Report how many lines in the entries below have the word "title" in them, and give no other words.

(Website and app data records)
--- START ---
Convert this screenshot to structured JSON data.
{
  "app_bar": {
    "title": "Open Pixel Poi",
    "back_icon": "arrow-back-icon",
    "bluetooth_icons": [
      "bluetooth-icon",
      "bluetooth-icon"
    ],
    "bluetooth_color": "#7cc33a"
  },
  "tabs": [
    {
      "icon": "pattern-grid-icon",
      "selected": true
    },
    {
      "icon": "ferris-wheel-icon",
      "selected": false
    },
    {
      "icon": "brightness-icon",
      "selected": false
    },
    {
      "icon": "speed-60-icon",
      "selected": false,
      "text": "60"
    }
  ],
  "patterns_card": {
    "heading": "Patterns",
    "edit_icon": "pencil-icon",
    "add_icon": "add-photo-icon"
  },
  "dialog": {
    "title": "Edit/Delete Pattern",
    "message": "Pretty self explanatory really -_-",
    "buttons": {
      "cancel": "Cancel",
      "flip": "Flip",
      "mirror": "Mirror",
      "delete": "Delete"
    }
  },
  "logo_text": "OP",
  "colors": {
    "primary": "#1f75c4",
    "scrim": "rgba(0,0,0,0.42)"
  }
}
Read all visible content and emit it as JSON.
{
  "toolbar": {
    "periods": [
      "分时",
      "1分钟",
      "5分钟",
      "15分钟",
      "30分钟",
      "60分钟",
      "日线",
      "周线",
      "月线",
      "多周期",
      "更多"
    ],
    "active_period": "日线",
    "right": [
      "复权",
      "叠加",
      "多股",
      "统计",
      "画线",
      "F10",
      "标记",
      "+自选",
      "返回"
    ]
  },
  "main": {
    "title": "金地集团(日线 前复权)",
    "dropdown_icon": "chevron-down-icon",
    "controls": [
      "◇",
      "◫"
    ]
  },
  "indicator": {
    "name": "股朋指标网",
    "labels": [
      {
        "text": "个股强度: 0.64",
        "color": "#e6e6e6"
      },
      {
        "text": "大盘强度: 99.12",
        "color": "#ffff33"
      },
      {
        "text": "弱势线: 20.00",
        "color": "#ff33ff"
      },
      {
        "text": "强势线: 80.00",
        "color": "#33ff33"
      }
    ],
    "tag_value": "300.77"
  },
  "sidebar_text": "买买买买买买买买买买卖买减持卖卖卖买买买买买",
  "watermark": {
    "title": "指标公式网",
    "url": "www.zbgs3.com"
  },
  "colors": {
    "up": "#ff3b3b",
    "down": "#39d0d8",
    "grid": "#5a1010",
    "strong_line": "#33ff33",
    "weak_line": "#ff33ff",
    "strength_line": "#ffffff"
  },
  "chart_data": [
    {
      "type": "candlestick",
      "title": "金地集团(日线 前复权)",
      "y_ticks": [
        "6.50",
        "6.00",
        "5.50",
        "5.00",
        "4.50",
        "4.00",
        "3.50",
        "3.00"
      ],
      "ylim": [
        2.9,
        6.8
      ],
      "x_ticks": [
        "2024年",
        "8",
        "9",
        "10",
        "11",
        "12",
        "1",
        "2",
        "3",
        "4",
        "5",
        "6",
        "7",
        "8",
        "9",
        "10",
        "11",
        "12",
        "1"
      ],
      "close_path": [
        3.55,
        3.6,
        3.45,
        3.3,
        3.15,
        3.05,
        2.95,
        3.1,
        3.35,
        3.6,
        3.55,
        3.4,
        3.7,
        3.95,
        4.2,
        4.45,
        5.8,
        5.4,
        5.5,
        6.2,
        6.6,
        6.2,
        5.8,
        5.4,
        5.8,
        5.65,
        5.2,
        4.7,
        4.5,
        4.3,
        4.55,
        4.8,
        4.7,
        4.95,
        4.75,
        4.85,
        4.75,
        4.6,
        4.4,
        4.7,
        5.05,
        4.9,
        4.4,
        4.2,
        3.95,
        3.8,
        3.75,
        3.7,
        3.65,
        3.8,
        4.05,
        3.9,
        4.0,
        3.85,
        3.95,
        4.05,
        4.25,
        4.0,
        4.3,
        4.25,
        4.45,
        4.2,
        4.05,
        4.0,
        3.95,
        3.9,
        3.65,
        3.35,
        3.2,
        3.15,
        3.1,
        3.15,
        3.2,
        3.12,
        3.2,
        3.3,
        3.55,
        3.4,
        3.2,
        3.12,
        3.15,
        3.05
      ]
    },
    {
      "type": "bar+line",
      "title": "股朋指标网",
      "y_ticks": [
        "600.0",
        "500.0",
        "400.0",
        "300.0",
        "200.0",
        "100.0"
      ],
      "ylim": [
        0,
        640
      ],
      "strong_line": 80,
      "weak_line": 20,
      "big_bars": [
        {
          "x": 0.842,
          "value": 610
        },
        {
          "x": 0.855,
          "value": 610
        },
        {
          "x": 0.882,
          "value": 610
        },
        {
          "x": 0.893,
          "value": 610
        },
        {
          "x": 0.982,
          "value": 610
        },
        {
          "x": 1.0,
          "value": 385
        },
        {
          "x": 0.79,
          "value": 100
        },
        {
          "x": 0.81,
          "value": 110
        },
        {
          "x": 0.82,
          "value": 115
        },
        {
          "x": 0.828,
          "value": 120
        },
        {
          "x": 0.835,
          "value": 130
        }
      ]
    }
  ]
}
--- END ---
Response for this exercise: 6